At the same time, small entertainment website The Den merged into IGN and added non-gaming content to the growing network. Snowball shed most of its other properties during the dot-com bubble. IGN prevailed with growing audience numbers and a newly established subscription service called IGN Insider, which led to the shedding of the name "Snowball" and adoption of IGN Entertainment on May 10, 2002. In June 2005, IGN reported having 24,000,000 unique visitors per month, with 4.8 million registered users through all departments of the site. IGN is ranked among the top 200 most-visited websites according to Alexa. In September 2005, IGN was acquired by Rupert Murdoch's multi-media business empire, News Corporation, for $650 million. IGN celebrated its 10th anniversary on January 12, 2008. IGN was headquartered in the Marina Point Parkway office park in Brisbane, until it relocated to a smaller office building near AT&T Park in San Francisco on March 29, 2010. On May 25, 2011, IGN sold its Direct2Drive division to Gamefly for an undisclosed amount.
In 2011, IGN Entertainment acquired its rival UGO Entertainment from Hearst Corporation. News Corp. planned to spin off IGN Entertainment as a publicly traded company, continuing a string of divestitures for digital properties it had acquired. On February 4, 2013, after a failed attempt to spin off IGN as a separate company, News Corp. announced that it had sold IGN Entertainment to the publishing company Ziff Davis, acquired by J2 Global. Financial details regarding the purchase were not revealed. Prior to its acquisition by UGO, 1UP.com had been owned by Ziff Davis. Soon after the acquisition, IGN announced that it would be laying off staff and closing GameSpy, 1UP.com, UGO in order to focus on its flagship brands, IGN.com and AskMen. The role-playing video game interest website Vault Network was acquired by IGN in 1999. GameStats, a review aggregation website, was founded by IGN in 2004. GameStats includes a "GPM" rating system which incorporates an average press score and average gamer score, as well as the number of page hits for the game.
However, the site is no longer being updated. The Xbox interest site, TeamXbox, the PC game website VE3D were acquired in 2003. IGN Entertainment merged with GameSpy Industries in 2005; the merger brought the game download site FilePlanet into the IGN group. IGN Entertainment acquired the online male lifestyle magazine AskMen.com in 2005. In 2004, IGN acquired film review aggregator Rotten Tomatoes and in 2010, sold the website to Flixster.
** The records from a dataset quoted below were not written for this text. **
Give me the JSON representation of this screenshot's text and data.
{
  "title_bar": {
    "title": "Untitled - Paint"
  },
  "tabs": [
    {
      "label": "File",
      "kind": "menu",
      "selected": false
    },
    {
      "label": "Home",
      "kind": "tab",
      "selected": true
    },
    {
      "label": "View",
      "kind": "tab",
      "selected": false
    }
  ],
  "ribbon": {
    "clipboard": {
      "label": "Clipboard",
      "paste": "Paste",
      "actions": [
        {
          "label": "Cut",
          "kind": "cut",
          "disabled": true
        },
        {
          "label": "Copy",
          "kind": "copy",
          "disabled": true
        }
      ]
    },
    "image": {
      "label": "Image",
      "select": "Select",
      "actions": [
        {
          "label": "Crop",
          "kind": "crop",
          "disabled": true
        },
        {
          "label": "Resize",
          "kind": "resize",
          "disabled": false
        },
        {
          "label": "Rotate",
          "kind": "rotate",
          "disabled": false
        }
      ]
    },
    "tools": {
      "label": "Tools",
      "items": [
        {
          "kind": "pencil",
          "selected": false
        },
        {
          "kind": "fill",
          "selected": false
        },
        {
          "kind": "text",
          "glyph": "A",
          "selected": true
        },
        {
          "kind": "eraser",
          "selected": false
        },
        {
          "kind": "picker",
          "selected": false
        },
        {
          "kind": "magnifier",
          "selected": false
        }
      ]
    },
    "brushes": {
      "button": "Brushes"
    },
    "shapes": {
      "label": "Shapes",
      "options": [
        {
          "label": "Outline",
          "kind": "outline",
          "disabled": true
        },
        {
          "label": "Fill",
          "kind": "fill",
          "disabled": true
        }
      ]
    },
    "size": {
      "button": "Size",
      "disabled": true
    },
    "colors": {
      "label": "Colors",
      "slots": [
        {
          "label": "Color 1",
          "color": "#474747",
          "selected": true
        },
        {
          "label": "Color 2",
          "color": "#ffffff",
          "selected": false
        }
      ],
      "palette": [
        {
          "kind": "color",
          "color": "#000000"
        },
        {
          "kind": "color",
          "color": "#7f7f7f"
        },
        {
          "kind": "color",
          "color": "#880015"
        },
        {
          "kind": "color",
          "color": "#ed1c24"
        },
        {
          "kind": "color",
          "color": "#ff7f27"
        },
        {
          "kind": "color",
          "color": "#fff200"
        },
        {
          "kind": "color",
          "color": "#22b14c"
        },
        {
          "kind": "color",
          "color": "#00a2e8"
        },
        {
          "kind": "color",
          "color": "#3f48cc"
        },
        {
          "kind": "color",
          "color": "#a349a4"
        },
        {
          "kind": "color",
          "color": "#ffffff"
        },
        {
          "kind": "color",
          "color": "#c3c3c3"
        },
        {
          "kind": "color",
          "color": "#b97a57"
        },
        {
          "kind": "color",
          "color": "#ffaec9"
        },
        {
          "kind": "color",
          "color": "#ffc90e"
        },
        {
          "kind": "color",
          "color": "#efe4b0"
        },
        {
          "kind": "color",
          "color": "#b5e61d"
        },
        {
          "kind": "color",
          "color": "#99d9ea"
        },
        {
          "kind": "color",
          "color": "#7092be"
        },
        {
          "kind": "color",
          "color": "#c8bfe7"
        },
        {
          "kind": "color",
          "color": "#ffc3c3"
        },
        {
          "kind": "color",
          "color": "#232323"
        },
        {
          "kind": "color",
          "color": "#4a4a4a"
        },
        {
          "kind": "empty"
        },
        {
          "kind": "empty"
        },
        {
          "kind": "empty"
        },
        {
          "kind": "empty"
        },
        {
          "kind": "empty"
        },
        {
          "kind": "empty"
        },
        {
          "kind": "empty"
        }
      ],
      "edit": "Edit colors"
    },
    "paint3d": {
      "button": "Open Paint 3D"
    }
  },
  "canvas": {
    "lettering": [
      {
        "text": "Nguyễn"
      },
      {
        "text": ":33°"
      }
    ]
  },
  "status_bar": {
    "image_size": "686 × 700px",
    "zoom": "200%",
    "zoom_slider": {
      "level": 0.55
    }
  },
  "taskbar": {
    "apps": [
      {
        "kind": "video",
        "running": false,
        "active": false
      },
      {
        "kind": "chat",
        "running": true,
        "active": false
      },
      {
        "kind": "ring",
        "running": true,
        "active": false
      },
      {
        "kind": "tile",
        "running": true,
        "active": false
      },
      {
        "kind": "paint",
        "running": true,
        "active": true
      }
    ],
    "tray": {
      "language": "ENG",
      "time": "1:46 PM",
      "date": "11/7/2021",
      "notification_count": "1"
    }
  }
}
In October 2017, Humble Bundle announced that it was being acquired by IGN. A member of the IGN staff writes a review for a game and gives it a score between 0.1 and 10.0, assigned by increments of 0.1 and determines how much the game is recommended. The score is given according to the "individual aspects of a game, like presentation, sound and lasting appeal." Each game is given a score in each of these categories, but the overall score for the game is an independent evaluation, not an average of the scores in each category. On August 3, 2010, IGN announced.
Instead of a 100-point s